## Instructions for the task
The required result is a copy of each line below in which "object" appears.

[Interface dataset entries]
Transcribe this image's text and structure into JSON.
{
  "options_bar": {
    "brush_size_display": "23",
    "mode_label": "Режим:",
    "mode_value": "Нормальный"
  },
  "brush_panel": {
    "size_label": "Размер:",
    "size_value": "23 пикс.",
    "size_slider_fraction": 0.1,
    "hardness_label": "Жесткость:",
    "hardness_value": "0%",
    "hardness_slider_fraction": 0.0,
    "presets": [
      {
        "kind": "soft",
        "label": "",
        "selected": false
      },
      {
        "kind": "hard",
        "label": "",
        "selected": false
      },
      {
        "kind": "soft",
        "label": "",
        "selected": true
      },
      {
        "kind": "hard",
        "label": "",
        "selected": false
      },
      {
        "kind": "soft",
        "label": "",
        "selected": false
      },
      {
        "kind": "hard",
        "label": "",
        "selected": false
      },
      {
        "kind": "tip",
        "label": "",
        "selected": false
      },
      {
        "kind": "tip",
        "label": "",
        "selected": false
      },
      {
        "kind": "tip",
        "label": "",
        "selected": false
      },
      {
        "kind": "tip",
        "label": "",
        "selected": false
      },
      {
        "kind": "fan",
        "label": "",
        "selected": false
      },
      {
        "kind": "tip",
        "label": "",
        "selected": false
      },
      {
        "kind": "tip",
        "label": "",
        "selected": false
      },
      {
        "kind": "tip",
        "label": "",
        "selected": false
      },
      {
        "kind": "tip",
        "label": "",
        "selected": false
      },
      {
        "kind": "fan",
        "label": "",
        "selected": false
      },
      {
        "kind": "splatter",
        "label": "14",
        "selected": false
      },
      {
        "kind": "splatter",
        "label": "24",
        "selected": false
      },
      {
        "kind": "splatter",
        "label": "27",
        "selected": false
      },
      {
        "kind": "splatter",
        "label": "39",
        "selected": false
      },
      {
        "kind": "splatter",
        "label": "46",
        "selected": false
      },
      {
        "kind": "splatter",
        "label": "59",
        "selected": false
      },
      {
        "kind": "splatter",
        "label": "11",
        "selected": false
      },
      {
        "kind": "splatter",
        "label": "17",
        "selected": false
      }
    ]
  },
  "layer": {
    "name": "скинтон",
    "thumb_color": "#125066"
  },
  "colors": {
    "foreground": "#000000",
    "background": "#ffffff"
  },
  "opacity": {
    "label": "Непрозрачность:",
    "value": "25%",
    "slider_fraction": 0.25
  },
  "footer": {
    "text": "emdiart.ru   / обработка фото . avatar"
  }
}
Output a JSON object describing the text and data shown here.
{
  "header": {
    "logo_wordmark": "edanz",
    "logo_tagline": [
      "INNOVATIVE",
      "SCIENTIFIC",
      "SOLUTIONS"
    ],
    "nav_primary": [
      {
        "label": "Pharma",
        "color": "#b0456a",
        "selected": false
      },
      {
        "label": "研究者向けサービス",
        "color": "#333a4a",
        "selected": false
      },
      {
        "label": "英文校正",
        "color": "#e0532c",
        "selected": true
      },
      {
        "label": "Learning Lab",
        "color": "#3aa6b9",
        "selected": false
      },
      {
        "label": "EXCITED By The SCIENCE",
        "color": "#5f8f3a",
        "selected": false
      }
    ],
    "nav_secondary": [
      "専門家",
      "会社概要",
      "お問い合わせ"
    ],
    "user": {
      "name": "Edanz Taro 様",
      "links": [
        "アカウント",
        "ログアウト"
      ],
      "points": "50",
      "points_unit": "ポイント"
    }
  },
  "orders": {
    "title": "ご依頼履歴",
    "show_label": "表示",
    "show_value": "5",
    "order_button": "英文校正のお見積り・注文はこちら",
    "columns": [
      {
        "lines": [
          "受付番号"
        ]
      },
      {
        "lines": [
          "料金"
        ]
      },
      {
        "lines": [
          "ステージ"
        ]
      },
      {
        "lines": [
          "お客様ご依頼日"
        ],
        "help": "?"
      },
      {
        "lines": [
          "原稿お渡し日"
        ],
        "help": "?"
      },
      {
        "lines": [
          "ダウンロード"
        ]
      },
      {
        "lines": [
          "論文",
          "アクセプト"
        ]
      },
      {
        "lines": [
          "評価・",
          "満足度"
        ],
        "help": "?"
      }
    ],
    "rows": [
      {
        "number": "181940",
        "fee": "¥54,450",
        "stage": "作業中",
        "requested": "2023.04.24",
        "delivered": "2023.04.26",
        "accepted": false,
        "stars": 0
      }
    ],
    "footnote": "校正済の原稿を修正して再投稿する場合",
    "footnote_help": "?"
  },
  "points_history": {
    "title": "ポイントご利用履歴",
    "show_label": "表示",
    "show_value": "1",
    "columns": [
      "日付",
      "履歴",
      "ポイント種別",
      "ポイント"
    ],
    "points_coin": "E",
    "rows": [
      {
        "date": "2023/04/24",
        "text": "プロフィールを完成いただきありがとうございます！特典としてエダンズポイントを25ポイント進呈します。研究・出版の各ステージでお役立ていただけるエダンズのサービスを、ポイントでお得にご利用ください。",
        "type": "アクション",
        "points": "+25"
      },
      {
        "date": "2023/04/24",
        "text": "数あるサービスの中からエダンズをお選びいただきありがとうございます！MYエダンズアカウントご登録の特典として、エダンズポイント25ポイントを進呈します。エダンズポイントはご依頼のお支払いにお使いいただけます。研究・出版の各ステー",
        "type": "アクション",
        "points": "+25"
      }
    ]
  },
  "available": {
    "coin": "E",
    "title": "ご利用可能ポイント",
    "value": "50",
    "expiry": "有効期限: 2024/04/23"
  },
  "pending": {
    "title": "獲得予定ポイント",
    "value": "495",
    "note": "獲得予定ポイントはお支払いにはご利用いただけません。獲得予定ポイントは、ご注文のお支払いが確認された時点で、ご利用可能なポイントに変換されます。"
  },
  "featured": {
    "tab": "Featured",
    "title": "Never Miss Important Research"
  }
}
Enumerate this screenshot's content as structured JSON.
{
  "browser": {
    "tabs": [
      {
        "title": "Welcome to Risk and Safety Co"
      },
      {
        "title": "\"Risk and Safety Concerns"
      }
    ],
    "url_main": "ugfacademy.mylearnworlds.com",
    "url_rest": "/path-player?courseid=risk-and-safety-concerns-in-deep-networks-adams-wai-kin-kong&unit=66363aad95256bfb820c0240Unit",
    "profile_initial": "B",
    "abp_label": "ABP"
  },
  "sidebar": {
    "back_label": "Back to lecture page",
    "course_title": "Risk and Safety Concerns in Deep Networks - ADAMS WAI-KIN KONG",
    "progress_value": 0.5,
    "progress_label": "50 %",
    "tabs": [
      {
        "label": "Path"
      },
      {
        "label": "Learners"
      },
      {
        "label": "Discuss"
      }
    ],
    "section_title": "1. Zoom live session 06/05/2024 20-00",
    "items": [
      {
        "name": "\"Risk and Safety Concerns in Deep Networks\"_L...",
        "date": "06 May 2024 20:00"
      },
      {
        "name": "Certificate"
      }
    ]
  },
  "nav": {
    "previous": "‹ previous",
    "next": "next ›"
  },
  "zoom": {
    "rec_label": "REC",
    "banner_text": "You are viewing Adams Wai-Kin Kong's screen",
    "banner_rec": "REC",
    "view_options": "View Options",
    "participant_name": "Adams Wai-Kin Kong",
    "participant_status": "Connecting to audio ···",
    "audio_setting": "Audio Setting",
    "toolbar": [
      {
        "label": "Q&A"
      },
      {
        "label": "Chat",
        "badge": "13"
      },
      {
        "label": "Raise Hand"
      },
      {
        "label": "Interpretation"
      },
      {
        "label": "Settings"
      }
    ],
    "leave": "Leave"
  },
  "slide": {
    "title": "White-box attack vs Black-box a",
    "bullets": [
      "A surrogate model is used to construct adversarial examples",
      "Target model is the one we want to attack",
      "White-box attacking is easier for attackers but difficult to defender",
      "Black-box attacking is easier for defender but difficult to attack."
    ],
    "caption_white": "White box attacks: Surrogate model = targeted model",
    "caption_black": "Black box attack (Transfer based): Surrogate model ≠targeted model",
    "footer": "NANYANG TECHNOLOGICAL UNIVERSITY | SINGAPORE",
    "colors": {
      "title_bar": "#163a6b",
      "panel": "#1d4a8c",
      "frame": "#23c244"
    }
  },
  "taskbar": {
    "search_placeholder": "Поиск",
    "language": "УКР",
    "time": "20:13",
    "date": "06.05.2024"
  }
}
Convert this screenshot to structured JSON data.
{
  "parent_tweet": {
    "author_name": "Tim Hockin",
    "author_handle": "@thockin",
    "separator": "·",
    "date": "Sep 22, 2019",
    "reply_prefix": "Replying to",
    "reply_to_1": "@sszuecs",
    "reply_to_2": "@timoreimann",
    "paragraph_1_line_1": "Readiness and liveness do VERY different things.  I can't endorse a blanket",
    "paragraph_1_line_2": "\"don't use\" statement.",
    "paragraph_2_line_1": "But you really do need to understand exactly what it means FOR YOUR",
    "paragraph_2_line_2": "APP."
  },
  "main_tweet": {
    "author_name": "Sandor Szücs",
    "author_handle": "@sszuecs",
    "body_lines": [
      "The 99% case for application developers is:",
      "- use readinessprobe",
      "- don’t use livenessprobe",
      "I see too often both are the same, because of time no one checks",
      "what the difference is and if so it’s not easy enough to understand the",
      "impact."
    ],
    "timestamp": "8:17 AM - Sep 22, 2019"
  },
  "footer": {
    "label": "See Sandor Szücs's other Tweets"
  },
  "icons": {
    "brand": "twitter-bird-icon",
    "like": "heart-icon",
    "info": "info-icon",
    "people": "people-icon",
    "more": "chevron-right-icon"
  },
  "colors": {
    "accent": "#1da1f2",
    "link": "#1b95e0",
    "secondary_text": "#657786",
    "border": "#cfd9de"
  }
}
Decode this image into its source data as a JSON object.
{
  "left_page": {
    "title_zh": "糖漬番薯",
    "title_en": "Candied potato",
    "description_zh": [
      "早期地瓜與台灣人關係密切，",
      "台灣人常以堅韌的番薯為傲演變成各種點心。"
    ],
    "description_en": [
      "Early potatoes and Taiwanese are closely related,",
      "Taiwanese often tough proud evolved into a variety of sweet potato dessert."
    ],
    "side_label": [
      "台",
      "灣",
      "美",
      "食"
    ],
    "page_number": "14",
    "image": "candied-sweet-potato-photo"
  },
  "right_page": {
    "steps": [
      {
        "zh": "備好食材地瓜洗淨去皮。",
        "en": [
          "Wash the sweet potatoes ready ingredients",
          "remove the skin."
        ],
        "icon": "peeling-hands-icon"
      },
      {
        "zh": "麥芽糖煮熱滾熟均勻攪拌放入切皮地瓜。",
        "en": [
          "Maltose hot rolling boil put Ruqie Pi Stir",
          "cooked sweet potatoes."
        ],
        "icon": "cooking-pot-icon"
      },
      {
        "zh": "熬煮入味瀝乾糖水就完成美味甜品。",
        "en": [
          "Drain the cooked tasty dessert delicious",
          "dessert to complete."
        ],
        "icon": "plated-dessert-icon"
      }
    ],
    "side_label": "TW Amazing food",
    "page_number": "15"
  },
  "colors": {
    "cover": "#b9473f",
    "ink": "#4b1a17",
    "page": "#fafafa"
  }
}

## Problem solution
Output a JSON object describing the text and data shown here.
Decode this image into its source data as a JSON object.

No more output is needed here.